Saturday 7th September 2013
The group woke up in Phakding after a good night’s sleep, which made a difference from being hot all night! We had a nice breakfast in a conservatory before leaving for Namche Bazar. We saw the yaks for the first time, the yaks and sherpas head off before us in the morning with our duffel bags. We hiked up the Khumbu valley, crossing the Dudh koshi river, by way of high bouncy bridges, now metal, but were once made of wood… Scary!
The paths were rocky but as a group we managed to keep a good pace. We ascended 400m up Namche hill (across a new bridge opened last month which takes some considerable time of the journey!) which seemed to take forever however once we got to the top we saw great view of Namche Bazar; the Sherpa capital. The houses here reminded us of dolls houses and this place was much colder than before; there had been a lot of cloud in the valley recently. For dinner we had a very nice curry which had to be eaten by torch light as there is no electricity here… Bliss.

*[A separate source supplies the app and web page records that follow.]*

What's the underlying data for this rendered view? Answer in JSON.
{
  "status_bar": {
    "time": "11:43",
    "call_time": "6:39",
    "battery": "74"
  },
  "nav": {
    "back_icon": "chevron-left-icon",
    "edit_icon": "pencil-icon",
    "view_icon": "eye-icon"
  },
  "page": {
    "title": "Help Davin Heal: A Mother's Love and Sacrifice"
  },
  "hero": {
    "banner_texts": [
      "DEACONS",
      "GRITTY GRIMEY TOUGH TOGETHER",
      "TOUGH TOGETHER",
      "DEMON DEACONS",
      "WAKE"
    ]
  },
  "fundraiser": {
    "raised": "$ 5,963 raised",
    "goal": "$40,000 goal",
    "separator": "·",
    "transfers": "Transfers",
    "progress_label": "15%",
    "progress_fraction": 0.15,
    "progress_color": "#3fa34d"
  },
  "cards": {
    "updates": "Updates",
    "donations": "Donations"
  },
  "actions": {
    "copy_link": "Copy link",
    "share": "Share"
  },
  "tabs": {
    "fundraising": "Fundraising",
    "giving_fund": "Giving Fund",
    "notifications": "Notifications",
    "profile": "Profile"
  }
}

Sunday 8th September 2013
Today was a rest day to acclimatise. After breakfast, Lakpa (our head Sherpa who HSX members may remember from 2007) took us up to the Everest view point, in the hope of seeing the highest mountain in the world. Even this short walk was harder than it should be due to the altitude. At the top it was really cloudy so we couldn’t see Everest however we saw a few snowy peaks through the gaps in the clouds which was enough to whet our appetites. We then looked around the National Park HQ Museum about the natural history of Khumbu and the people who live there. Ellis also broke a bench outside…

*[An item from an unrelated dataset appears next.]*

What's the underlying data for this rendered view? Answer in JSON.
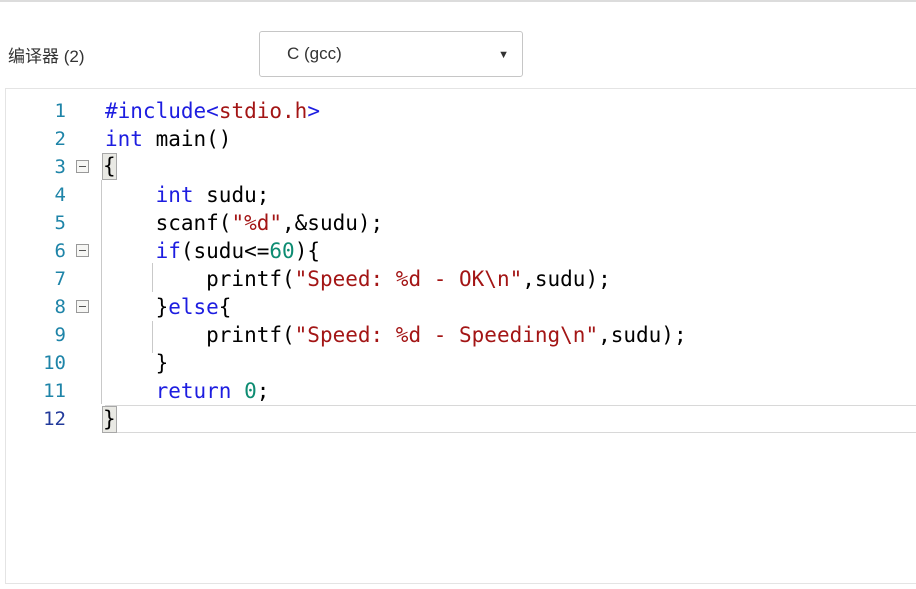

The rest of the day was spent resting, chilling out and exploring Namche. In the evening everyone got hyper and ran around in the dark. Sam put his stobe head light on and people were pretending to be the weeping angels from Doctor Who! … A symptom of the altitude?
Monday 9th September 2013
We set off for Khumjung and our community project. We were taken via a hill which had a monument dedicated to Sir Edmund Hillary, his wife and daughter at 3900m… The highest place that many of us have ever been. The monument was placed here because it is another view point for Mount Everest and is an apt reminder of Hillary and his contributions to the Sherpa people. The going was hard but we decended for lunch in Khunde before the short walk to Khumjung (our base for the next two weeks). Members of the group have been up early enough to see Ama Dablam when the cloud clears, an awesome way to start the day…
Thankyou for all your comments during our radio silence… Keep them coming, the group love to read them and we hope to give an update on our community project work very soon… Now off to enjoy the sun that has shone all day for the first time since being in the Khumbu